→ Work instructions:
Every record must be copied exactly. Leave nothing out.

→ Data for this task:
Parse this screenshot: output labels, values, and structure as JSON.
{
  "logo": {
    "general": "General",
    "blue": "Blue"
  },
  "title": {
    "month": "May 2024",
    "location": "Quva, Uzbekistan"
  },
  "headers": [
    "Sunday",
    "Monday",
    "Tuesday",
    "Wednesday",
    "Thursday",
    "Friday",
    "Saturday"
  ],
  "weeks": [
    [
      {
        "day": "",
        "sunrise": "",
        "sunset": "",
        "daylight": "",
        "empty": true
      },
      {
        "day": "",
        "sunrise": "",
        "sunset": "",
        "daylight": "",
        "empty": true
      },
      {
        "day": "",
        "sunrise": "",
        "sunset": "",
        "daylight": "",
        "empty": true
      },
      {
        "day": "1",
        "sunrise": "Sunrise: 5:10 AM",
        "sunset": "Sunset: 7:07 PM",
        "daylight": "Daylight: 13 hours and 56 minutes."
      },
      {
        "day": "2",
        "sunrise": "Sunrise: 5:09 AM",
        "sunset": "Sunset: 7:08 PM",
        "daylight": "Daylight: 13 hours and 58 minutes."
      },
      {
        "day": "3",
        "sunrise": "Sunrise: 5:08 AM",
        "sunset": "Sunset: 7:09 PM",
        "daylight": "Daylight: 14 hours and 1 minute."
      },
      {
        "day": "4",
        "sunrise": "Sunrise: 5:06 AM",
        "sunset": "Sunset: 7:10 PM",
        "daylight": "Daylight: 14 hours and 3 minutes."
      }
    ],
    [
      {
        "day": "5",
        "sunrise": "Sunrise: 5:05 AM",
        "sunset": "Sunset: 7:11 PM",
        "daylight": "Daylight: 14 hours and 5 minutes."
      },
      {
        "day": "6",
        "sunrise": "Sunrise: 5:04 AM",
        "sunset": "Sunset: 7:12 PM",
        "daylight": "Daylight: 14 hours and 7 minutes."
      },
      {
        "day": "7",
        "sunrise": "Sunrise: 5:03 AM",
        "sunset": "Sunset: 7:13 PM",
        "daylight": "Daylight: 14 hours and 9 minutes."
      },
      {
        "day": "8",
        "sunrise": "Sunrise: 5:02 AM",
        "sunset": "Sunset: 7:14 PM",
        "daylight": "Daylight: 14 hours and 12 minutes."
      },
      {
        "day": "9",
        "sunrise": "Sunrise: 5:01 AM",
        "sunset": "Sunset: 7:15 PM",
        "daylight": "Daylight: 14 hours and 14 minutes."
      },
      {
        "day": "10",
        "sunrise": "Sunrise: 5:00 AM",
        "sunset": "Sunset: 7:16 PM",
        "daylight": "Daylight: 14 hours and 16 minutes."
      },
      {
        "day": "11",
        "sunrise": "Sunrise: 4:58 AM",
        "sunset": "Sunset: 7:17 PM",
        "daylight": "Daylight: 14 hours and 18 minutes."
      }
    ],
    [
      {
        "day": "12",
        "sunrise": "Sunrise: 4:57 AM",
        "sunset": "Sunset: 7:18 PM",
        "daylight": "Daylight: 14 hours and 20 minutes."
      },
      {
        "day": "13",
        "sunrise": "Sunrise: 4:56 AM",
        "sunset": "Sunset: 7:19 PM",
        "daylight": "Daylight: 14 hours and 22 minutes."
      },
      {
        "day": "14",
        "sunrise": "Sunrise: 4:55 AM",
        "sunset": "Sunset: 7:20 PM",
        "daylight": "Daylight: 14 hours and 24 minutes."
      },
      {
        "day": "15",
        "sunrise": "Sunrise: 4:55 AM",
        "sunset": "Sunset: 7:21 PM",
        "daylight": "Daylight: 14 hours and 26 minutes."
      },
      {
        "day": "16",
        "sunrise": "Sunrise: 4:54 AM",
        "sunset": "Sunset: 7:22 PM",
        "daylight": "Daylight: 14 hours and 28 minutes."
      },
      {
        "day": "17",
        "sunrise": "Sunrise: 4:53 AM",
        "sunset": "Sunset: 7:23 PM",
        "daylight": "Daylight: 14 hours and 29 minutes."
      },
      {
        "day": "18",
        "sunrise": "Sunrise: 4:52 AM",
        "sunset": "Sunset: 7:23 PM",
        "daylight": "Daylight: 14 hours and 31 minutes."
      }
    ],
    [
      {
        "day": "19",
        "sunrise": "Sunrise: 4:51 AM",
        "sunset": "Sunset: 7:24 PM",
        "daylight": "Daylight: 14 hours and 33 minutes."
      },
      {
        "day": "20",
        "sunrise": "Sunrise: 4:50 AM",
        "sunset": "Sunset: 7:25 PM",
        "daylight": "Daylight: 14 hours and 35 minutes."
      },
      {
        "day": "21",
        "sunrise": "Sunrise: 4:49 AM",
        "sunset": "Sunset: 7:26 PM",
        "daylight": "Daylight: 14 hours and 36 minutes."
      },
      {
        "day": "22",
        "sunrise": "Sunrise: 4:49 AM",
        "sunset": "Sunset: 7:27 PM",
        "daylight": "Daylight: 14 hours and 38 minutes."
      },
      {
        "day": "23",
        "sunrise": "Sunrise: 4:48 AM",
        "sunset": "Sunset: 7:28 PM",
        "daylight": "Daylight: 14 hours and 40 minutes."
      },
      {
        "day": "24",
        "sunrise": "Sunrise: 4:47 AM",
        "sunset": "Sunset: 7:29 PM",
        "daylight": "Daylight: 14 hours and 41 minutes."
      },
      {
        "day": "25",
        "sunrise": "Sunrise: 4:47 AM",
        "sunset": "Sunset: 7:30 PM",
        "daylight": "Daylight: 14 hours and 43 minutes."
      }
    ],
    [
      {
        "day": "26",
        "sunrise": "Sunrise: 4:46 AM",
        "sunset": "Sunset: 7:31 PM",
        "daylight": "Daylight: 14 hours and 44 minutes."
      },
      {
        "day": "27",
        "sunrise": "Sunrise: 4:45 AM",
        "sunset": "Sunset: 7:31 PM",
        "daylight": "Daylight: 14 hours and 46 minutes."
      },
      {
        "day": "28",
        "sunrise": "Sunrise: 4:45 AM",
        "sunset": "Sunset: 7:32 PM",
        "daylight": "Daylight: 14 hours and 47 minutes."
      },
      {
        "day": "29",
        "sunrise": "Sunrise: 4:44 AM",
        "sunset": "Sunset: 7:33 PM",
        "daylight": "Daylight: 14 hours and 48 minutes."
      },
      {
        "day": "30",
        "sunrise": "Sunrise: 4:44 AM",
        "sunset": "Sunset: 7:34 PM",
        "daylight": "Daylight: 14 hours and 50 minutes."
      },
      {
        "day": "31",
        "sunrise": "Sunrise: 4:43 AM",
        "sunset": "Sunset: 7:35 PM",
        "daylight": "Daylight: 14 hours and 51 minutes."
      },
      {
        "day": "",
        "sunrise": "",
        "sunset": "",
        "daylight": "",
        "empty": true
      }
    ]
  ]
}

→ Solution for this task:
Parse this screenshot: output labels, values, and structure as JSON.
{
  "logo": {
    "general": "General",
    "blue": "Blue"
  },
  "title": {
    "month": "May 2024",
    "location": "Quva, Uzbekistan"
  },
  "headers": [
    "Sunday",
    "Monday",
    "Tuesday",
    "Wednesday",
    "Thursday",
    "Friday",
    "Saturday"
  ],
  "weeks": [
    [
      {
        "day": "",
        "sunrise": "",
        "sunset": "",
        "daylight": "",
        "empty": true
      },
      {
        "day": "",
        "sunrise": "",
        "sunset": "",
        "daylight": "",
        "empty": true
      },
      {
        "day": "",
        "sunrise": "",
        "sunset": "",
        "daylight": "",
        "empty": true
      },
      {
        "day": "1",
        "sunrise": "Sunrise: 5:10 AM",
        "sunset": "Sunset: 7:07 PM",
        "daylight": "Daylight: 13 hours and 56 minutes."
      },
      {
        "day": "2",
        "sunrise": "Sunrise: 5:09 AM",
        "sunset": "Sunset: 7:08 PM",
        "daylight": "Daylight: 13 hours and 58 minutes."
      },
      {
        "day": "3",
        "sunrise": "Sunrise: 5:08 AM",
        "sunset": "Sunset: 7:09 PM",
        "daylight": "Daylight: 14 hours and 1 minute."
      },
      {
        "day": "4",
        "sunrise": "Sunrise: 5:06 AM",
        "sunset": "Sunset: 7:10 PM",
        "daylight": "Daylight: 14 hours and 3 minutes."
      }
    ],
    [
      {
        "day": "5",
        "sunrise": "Sunrise: 5:05 AM",
        "sunset": "Sunset: 7:11 PM",
        "daylight": "Daylight: 14 hours and 5 minutes."
      },
      {
        "day": "6",
        "sunrise": "Sunrise: 5:04 AM",
        "sunset": "Sunset: 7:12 PM",
        "daylight": "Daylight: 14 hours and 7 minutes."
      },
      {
        "day": "7",
        "sunrise": "Sunrise: 5:03 AM",
        "sunset": "Sunset: 7:13 PM",
        "daylight": "Daylight: 14 hours and 9 minutes."
      },
      {
        "day": "8",
        "sunrise": "Sunrise: 5:02 AM",
        "sunset": "Sunset: 7:14 PM",
        "daylight": "Daylight: 14 hours and 12 minutes."
      },
      {
        "day": "9",
        "sunrise": "Sunrise: 5:01 AM",
        "sunset": "Sunset: 7:15 PM",
        "daylight": "Daylight: 14 hours and 14 minutes."
      },
      {
        "day": "10",
        "sunrise": "Sunrise: 5:00 AM",
        "sunset": "Sunset: 7:16 PM",
        "daylight": "Daylight: 14 hours and 16 minutes."
      },
      {
        "day": "11",
        "sunrise": "Sunrise: 4:58 AM",
        "sunset": "Sunset: 7:17 PM",
        "daylight": "Daylight: 14 hours and 18 minutes."
      }
    ],
    [
      {
        "day": "12",
        "sunrise": "Sunrise: 4:57 AM",
        "sunset": "Sunset: 7:18 PM",
        "daylight": "Daylight: 14 hours and 20 minutes."
      },
      {
        "day": "13",
        "sunrise": "Sunrise: 4:56 AM",
        "sunset": "Sunset: 7:19 PM",
        "daylight": "Daylight: 14 hours and 22 minutes."
      },
      {
        "day": "14",
        "sunrise": "Sunrise: 4:55 AM",
        "sunset": "Sunset: 7:20 PM",
        "daylight": "Daylight: 14 hours and 24 minutes."
      },
      {
        "day": "15",
        "sunrise": "Sunrise: 4:55 AM",
        "sunset": "Sunset: 7:21 PM",
        "daylight": "Daylight: 14 hours and 26 minutes."
      },
      {
        "day": "16",
        "sunrise": "Sunrise: 4:54 AM",
        "sunset": "Sunset: 7:22 PM",
        "daylight": "Daylight: 14 hours and 28 minutes."
      },
      {
        "day": "17",
        "sunrise": "Sunrise: 4:53 AM",
        "sunset": "Sunset: 7:23 PM",
        "daylight": "Daylight: 14 hours and 29 minutes."
      },
      {
        "day": "18",
        "sunrise": "Sunrise: 4:52 AM",
        "sunset": "Sunset: 7:23 PM",
        "daylight": "Daylight: 14 hours and 31 minutes."
      }
    ],
    [
      {
        "day": "19",
        "sunrise": "Sunrise: 4:51 AM",
        "sunset": "Sunset: 7:24 PM",
        "daylight": "Daylight: 14 hours and 33 minutes."
      },
      {
        "day": "20",
        "sunrise": "Sunrise: 4:50 AM",
        "sunset": "Sunset: 7:25 PM",
        "daylight": "Daylight: 14 hours and 35 minutes."
      },
      {
        "day": "21",
        "sunrise": "Sunrise: 4:49 AM",
        "sunset": "Sunset: 7:26 PM",
        "daylight": "Daylight: 14 hours and 36 minutes."
      },
      {
        "day": "22",
        "sunrise": "Sunrise: 4:49 AM",
        "sunset": "Sunset: 7:27 PM",
        "daylight": "Daylight: 14 hours and 38 minutes."
      },
      {
        "day": "23",
        "sunrise": "Sunrise: 4:48 AM",
        "sunset": "Sunset: 7:28 PM",
        "daylight": "Daylight: 14 hours and 40 minutes."
      },
      {
        "day": "24",
        "sunrise": "Sunrise: 4:47 AM",
        "sunset": "Sunset: 7:29 PM",
        "daylight": "Daylight: 14 hours and 41 minutes."
      },
      {
        "day": "25",
        "sunrise": "Sunrise: 4:47 AM",
        "sunset": "Sunset: 7:30 PM",
        "daylight": "Daylight: 14 hours and 43 minutes."
      }
    ],
    [
      {
        "day": "26",
        "sunrise": "Sunrise: 4:46 AM",
        "sunset": "Sunset: 7:31 PM",
        "daylight": "Daylight: 14 hours and 44 minutes."
      },
      {
        "day": "27",
        "sunrise": "Sunrise: 4:45 AM",
        "sunset": "Sunset: 7:31 PM",
        "daylight": "Daylight: 14 hours and 46 minutes."
      },
      {
        "day": "28",
        "sunrise": "Sunrise: 4:45 AM",
        "sunset": "Sunset: 7:32 PM",
        "daylight": "Daylight: 14 hours and 47 minutes."
      },
      {
        "day": "29",
        "sunrise": "Sunrise: 4:44 AM",
        "sunset": "Sunset: 7:33 PM",
        "daylight": "Daylight: 14 hours and 48 minutes."
      },
      {
        "day": "30",
        "sunrise": "Sunrise: 4:44 AM",
        "sunset": "Sunset: 7:34 PM",
        "daylight": "Daylight: 14 hours and 50 minutes."
      },
      {
        "day": "31",
        "sunrise": "Sunrise: 4:43 AM",
        "sunset": "Sunset: 7:35 PM",
        "daylight": "Daylight: 14 hours and 51 minutes."
      },
      {
        "day": "",
        "sunrise": "",
        "sunset": "",
        "daylight": "",
        "empty": true
      }
    ]
  ]
}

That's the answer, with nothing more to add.